*Aim of the task:*
Reproduce the data exactly as given, except for any images.

*Records for the exercise:*
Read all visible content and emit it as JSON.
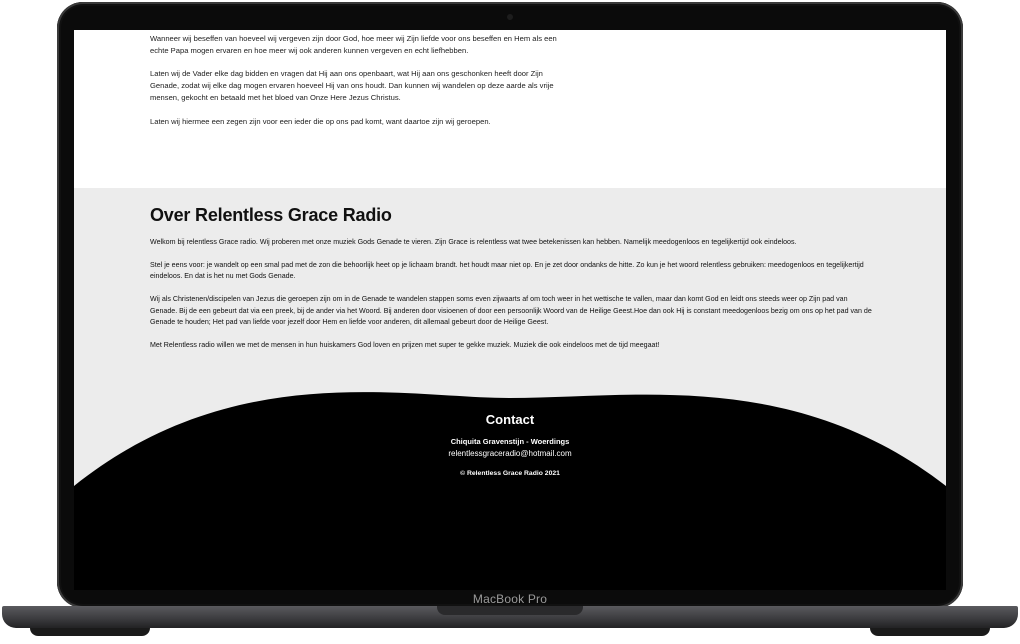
{
  "device": {
    "label": "MacBook Pro"
  },
  "intro": {
    "paragraphs": [
      "Wanneer wij beseffen van hoeveel wij vergeven zijn door God, hoe meer wij Zijn liefde voor ons beseffen en Hem als een echte Papa mogen ervaren en hoe meer wij ook anderen kunnen vergeven en echt liefhebben.",
      "Laten wij de Vader elke dag bidden en vragen dat Hij aan ons openbaart, wat Hij aan ons geschonken heeft door Zijn Genade, zodat wij elke dag mogen ervaren hoeveel Hij van ons houdt. Dan kunnen wij wandelen op deze aarde als vrije mensen, gekocht en betaald met het bloed van Onze Here Jezus Christus.",
      "Laten wij hiermee een zegen zijn voor een ieder die op ons pad komt, want daartoe zijn wij geroepen."
    ]
  },
  "about": {
    "heading": "Over Relentless Grace Radio",
    "paragraphs": [
      "Welkom bij relentless Grace radio. Wij proberen met onze muziek Gods Genade te vieren. Zijn Grace is relentless wat twee betekenissen kan hebben. Namelijk meedogenloos en tegelijkertijd ook eindeloos.",
      "Stel je eens voor: je wandelt op een smal pad met de zon die behoorlijk heet op je lichaam brandt. het houdt maar niet op. En je zet door ondanks de hitte. Zo kun je het woord relentless gebruiken: meedogenloos en tegelijkertijd eindeloos. En dat is het nu met Gods Genade.",
      "Wij als Christenen/discipelen van Jezus die geroepen zijn om in de Genade te wandelen stappen soms even zijwaarts af om toch weer in het wettische te vallen, maar dan komt God en leidt ons steeds weer op Zijn pad van Genade. Bij de een gebeurt dat via een preek, bij de ander via het Woord. Bij anderen door visioenen of door een persoonlijk Woord van de Heilige Geest.Hoe dan ook Hij is constant meedogenloos bezig om ons op het pad van de Genade te houden; Het pad van liefde voor jezelf door Hem en liefde voor anderen, dit allemaal gebeurt door de Heilige Geest.",
      "Met Relentless radio willen we met de mensen in hun huiskamers God loven en prijzen met super te gekke muziek. Muziek die ook eindeloos met de tijd meegaat!"
    ]
  },
  "contact": {
    "title": "Contact",
    "name": "Chiquita Gravenstijn - Woerdings",
    "email": "relentlessgraceradio@hotmail.com",
    "copyright": "© Relentless Grace Radio 2021"
  },
  "colors": {
    "about_bg": "#ececec",
    "footer_bg": "#000000",
    "text": "#111111"
  }
}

*Exercise output:*
Read all visible content and emit it as JSON.
{
  "device": {
    "label": "MacBook Pro"
  },
  "intro": {
    "paragraphs": [
      "Wanneer wij beseffen van hoeveel wij vergeven zijn door God, hoe meer wij Zijn liefde voor ons beseffen en Hem als een echte Papa mogen ervaren en hoe meer wij ook anderen kunnen vergeven en echt liefhebben.",
      "Laten wij de Vader elke dag bidden en vragen dat Hij aan ons openbaart, wat Hij aan ons geschonken heeft door Zijn Genade, zodat wij elke dag mogen ervaren hoeveel Hij van ons houdt. Dan kunnen wij wandelen op deze aarde als vrije mensen, gekocht en betaald met het bloed van Onze Here Jezus Christus.",
      "Laten wij hiermee een zegen zijn voor een ieder die op ons pad komt, want daartoe zijn wij geroepen."
    ]
  },
  "about": {
    "heading": "Over Relentless Grace Radio",
    "paragraphs": [
      "Welkom bij relentless Grace radio. Wij proberen met onze muziek Gods Genade te vieren. Zijn Grace is relentless wat twee betekenissen kan hebben. Namelijk meedogenloos en tegelijkertijd ook eindeloos.",
      "Stel je eens voor: je wandelt op een smal pad met de zon die behoorlijk heet op je lichaam brandt. het houdt maar niet op. En je zet door ondanks de hitte. Zo kun je het woord relentless gebruiken: meedogenloos en tegelijkertijd eindeloos. En dat is het nu met Gods Genade.",
      "Wij als Christenen/discipelen van Jezus die geroepen zijn om in de Genade te wandelen stappen soms even zijwaarts af om toch weer in het wettische te vallen, maar dan komt God en leidt ons steeds weer op Zijn pad van Genade. Bij de een gebeurt dat via een preek, bij de ander via het Woord. Bij anderen door visioenen of door een persoonlijk Woord van de Heilige Geest.Hoe dan ook Hij is constant meedogenloos bezig om ons op het pad van de Genade te houden; Het pad van liefde voor jezelf door Hem en liefde voor anderen, dit allemaal gebeurt door de Heilige Geest.",
      "Met Relentless radio willen we met de mensen in hun huiskamers God loven en prijzen met super te gekke muziek. Muziek die ook eindeloos met de tijd meegaat!"
    ]
  },
  "contact": {
    "title": "Contact",
    "name": "Chiquita Gravenstijn - Woerdings",
    "email": "relentlessgraceradio@hotmail.com",
    "copyright": "© Relentless Grace Radio 2021"
  },
  "colors": {
    "about_bg": "#ececec",
    "footer_bg": "#000000",
    "text": "#111111"
  }
}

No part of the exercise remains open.